Good Minnesotan Issues 1 and 2 by Various Artists through 2D CLOUD Publishing Good Minnesotan is an impressive collection of art and comics compiled and edited by Raighne and Meghan Hogan. This description, from the first issue, is concise and accurate: “Good Minnesotan is a comic/sequential art compendium. The focus of the collections will be experiments in story-telling through the printed form with an obvious keen look at comics all over the board. We give a hard push on the local crowd and those just cutting their teeth on the medium.
The first issue, largely featuring work by Raighne, with supporting roles by Meghan and Justin Skarhus, is dark and menacing. This issue appears heavily influenced by David Mack, Dave McKean, and strangely enough in the first story, Jim Mahfood. Nothing in here is content to simply rest on the page. You encounter abrupt, sometimes confusing, shifts in narrative, as well as artistic jumps in perspective and structure. Raighne uses pencils, inks, watercolors and charcoal to construct a changing palette of textures and depth.
While the first issue of Good Minnesotan is solid, it’s the second issue where I feel like it hits an artistic stride. Raighne and Meghan have now brought more artists into the fold, including Ed Moorman, Gail Kern, Joseph Nixon, Alex Witts, Luke Holden, John Holden, and Nicholas Breutzman.
“Back Pages,” by Ed Moorman and “The Ripoff,” by Nicholas Breutzman and John Holden, are the most traditional “comics” pieces in this 86-page issue. They both feature your standard comics panel structure. Ed Moorman’s “Back Pages” features a reporter hounding a 1966 Bob Dylan as Dylan continually escapes the reporter’s queries. Ed uses a nice balance of black ink and traditional shading to create balanced and visually pleasing panels. For instance, most scenes feature a black-clad Dylan sharing the scene with a lighter, crosshatched suit-wearing reporter.
In Nicholas Breutzman and John Holden’s “The Ripoff” a guy is keen on showing a girl his pierced penis. I won’t give away the story here totally, but the events of the story are accurately represented by the title. Ouch! Anyway, the art here, and I’m only guessing that Nicholas is the artist by the bios provided, is very polished and would seem right at home in an anthology like Fantagraphics’ Mome.

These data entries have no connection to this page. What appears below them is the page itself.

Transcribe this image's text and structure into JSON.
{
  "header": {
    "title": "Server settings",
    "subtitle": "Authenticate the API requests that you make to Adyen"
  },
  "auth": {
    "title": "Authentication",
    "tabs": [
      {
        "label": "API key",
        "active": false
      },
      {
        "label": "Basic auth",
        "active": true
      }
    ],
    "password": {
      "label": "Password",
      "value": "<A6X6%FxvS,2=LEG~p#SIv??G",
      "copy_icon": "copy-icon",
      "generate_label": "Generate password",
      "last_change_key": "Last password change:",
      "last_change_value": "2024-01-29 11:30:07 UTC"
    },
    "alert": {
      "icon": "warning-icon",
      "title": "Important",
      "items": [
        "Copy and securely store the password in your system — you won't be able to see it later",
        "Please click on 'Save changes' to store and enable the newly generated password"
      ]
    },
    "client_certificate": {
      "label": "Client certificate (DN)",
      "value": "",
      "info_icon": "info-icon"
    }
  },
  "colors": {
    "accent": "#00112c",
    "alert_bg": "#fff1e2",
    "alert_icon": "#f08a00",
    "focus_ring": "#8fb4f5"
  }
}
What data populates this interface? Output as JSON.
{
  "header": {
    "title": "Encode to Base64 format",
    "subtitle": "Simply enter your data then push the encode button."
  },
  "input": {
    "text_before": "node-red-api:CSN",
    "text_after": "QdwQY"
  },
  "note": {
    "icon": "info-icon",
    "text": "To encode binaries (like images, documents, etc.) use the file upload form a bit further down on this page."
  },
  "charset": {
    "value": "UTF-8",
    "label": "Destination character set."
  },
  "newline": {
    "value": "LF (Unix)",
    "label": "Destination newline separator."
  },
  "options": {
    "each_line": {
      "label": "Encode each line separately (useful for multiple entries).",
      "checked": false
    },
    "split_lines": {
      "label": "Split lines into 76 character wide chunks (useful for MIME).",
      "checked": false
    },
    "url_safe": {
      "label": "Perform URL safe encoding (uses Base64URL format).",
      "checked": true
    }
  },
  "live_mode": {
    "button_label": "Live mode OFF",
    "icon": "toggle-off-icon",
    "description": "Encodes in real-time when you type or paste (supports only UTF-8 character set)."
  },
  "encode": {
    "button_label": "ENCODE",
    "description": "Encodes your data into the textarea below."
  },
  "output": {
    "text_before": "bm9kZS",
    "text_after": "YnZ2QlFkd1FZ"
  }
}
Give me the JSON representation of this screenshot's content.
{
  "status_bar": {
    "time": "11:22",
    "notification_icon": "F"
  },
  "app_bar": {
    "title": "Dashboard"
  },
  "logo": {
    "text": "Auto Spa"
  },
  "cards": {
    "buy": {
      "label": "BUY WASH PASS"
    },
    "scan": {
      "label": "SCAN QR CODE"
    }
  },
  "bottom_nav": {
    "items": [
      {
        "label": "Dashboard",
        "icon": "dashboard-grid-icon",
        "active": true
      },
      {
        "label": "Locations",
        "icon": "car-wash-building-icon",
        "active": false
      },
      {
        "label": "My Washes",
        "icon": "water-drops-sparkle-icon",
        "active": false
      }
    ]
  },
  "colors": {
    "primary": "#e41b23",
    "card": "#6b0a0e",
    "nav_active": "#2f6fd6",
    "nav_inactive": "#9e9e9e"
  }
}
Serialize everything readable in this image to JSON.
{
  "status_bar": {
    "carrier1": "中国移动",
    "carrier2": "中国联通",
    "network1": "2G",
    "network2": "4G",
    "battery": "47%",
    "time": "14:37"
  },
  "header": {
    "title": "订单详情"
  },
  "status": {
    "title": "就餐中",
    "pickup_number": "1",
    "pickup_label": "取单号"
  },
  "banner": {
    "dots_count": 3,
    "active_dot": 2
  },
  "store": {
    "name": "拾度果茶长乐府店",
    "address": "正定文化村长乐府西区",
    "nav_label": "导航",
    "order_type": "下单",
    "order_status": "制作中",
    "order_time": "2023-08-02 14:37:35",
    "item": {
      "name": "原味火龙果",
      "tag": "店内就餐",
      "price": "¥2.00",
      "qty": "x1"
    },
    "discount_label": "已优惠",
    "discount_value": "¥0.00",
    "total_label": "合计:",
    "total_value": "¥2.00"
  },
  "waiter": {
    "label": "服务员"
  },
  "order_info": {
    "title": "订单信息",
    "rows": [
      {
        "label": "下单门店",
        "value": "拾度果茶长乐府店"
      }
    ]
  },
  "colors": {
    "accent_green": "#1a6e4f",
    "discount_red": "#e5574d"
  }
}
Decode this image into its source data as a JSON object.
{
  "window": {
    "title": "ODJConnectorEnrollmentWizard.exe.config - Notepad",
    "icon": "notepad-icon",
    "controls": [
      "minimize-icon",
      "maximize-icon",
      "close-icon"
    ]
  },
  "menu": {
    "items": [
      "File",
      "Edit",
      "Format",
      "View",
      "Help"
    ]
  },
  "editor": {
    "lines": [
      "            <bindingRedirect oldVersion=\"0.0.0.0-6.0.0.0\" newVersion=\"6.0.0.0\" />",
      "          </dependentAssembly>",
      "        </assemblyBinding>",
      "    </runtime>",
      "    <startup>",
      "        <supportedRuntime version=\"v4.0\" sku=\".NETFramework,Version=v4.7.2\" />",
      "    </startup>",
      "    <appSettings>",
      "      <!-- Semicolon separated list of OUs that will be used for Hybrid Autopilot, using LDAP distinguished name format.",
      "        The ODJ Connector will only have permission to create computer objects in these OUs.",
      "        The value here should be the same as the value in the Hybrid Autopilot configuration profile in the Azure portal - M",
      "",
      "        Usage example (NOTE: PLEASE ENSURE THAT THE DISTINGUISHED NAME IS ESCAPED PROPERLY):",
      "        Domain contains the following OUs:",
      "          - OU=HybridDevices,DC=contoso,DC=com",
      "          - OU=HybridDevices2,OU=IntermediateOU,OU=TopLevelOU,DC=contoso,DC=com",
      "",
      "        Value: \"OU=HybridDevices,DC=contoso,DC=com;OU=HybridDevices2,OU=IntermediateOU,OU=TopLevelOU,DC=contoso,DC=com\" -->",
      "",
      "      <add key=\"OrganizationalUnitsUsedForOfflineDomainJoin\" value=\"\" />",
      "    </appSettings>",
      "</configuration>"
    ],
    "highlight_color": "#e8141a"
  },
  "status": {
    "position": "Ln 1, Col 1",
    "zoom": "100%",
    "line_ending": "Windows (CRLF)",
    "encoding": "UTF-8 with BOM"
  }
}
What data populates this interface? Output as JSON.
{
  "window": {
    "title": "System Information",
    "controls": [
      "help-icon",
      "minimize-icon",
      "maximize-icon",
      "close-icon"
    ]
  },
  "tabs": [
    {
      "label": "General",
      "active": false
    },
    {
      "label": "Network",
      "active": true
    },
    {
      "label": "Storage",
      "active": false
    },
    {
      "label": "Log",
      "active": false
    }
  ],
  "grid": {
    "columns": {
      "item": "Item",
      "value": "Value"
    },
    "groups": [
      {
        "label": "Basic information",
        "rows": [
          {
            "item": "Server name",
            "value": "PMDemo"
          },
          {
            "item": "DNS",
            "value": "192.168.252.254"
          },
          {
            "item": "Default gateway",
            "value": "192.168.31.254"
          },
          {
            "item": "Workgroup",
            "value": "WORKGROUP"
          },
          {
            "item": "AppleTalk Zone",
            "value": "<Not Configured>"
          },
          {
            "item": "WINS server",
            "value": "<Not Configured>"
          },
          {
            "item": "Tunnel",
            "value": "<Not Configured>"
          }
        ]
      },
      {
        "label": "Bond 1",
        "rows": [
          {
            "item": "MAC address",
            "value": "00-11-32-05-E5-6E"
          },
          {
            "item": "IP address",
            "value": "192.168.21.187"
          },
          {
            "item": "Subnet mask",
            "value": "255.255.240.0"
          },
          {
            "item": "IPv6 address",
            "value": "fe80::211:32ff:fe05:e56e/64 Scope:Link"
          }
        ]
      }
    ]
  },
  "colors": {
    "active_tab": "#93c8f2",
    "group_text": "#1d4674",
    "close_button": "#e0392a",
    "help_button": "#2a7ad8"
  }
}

The rest of this issue is more experimental. Meghan Hogan has a couple of pieces that are more prose or poem than comic. “Too Much Time on Land” is a swimmer’s meditation on limits accompanied by moody charcoal and painted images. “Yard Work” is a woman’s internal conversation pasted over bold, sketchy drawings of a brooding character named John. Page 31 is particularly moving and convincing. This is good honest work. Over three side by side panels, Meghan moves from manic, looping pencils that crash and converge on each other, to a middle panel of thick lines and relative clarity. The last panel is a close up of John’s face – one unblinking eye confronting the reader. Joseph Nixon’s untitled piece is less artistically dark. His pages are open and use floating drawings anchored in plenty of white space. Joseph mixes large graffiti-influenced words with sketched buildings and figures. Alex Witt and Raighne Hogan have an extended piece titled “Cloak of the Moon.” A revolutionary coup d'état leader is haunted by visions of a “pale skinned whore“ intent on ending his new rule and life. Raignhe’s art perfectly matches the tone of Alex's tale. The pages of Luke Holden’s untitled work feature 28 tiny, silent panels on each page. Luke’s work here could be called micro-stories – successive drawings that show barely perceptible gaps of time elapsing from panel to panel. Your eyes flow over uninterrupted scenes that represent short bursts of action. His drawings are deceptively simple, but ultimately charming. Luke's work reminds me a bit of Brian Chippendale's art, but less chaotic and without the snaking reading pattern. Tune in tomorrow for a review of Good Minnesotan issue 3.
Buy issue 1 for $5 and issue 2 for $12 at the 2D CLOUD's online store. To keep up on the latest regarding TGM, check out the Good Minnesotan blog.